There are many Bible translations to choose from in the English language, and Christians prefer different translations for a variety of reasons including readability, accuracy, the beauty and flow of language, and the translation process and philosophy behind a particular translation. Among the more common accepted English translations that Christians read are: the New American Standard Bible, the King James Bible, the New International Version, the New King James Version, the English Standard Version, and so on.
The Jehovah’s Witnesses insist that there is one translation that is faithful to the Word of God: The New World Translation, first published in 1950, and now translated into over 150 different languages.
The translation is full of alternate readings that do not have textual warrant in either the Greek or the Hebrew. Nearly all of these alternate readings are intended to support the particular views of Jehovah’s Witnesses.
So, for example, in Genesis 1:2, the Spirit of God becomes God’s active force. This supports their view that the Holy Spirit is an inanimate force (see above). Notoriously, the Word was God in John 1:1 becomes the Word was a god. This supports their denial of Christ’s deity.
Needless to say, this translation is crucial for Jehovah’s Witnesses to “biblically” support their unorthodox views.
Are Jehovah’s Witnesses Christians?
The Jehovah’s Witnesses explicitly deny the gospel by grace alone through faith alone apart from works. They deny that a person is justified by faith. They deny the nature of Christ and the atonement; they deny the resurrection and the just wrath of God upon sin. Therefore, it is impossible to affirm that a consistent Jehovah’s Witness (who believes as the Watch Tower instructs) is also a genuine Christian.
What is a Christian?
A Christian is a person who, by God’s grace, has been born again through the work of the Spirit (John 3). He has believed in Jesus Christ alone for salvation (Romans 3:23-24). God has justified all those who trust in Christ (Romans 5:1). A true Christian has been sealed by the Holy Spirit (Ephesians 1:13) and indwelt by the Spirit (1 Corinthians 3:16).
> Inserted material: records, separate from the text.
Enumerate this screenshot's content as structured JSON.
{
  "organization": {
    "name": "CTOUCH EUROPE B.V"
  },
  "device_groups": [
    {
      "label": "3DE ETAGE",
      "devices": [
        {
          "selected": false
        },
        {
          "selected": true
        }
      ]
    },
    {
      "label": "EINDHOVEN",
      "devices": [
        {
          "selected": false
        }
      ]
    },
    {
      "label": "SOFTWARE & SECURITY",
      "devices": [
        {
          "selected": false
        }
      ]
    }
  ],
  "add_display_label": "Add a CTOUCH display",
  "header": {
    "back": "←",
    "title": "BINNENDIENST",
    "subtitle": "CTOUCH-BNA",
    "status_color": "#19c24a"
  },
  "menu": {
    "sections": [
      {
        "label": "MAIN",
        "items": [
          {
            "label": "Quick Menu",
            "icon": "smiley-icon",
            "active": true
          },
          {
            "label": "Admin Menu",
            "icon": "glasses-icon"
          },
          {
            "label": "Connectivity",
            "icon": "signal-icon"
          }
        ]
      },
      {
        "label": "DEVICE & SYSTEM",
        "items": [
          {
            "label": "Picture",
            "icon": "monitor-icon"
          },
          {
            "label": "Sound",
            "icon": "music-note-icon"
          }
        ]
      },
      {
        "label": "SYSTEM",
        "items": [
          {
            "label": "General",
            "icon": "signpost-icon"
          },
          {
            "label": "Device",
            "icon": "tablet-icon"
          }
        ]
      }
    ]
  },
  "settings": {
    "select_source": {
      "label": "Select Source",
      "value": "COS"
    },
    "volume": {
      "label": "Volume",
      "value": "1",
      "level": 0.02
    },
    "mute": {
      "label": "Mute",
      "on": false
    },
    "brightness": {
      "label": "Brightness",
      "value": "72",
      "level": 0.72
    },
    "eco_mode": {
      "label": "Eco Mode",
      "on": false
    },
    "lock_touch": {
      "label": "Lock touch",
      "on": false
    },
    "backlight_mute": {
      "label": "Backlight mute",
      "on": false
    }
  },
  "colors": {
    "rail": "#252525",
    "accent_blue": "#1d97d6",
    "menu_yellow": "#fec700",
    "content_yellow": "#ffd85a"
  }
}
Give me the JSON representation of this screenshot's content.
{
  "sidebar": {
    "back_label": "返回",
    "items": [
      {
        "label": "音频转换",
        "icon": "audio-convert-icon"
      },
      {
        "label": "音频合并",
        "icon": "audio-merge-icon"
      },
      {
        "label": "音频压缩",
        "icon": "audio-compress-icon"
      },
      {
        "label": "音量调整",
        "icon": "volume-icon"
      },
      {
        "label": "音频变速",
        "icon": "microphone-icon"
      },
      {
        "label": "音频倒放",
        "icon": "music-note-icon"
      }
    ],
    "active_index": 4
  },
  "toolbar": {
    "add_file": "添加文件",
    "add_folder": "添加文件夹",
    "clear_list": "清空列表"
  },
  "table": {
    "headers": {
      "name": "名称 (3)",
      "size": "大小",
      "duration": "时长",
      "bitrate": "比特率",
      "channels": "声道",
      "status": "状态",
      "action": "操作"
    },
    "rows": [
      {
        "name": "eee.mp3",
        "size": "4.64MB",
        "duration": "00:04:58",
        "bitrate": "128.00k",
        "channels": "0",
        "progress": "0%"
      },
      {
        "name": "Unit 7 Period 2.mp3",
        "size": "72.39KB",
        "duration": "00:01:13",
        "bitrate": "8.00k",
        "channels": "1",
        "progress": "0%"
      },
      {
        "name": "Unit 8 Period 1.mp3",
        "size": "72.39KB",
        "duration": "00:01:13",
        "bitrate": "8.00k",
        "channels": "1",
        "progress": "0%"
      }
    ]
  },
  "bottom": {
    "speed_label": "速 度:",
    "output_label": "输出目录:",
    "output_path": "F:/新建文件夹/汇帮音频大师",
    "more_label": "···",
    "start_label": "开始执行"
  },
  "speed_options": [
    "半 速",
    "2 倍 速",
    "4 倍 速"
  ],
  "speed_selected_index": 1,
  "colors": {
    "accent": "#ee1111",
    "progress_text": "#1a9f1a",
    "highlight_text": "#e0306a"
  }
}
The greatest news in the universe is that you can be saved from your sin and God’s wrath by trusting in the Lord Jesus Christ and His work on the cross for you. Do you believe that?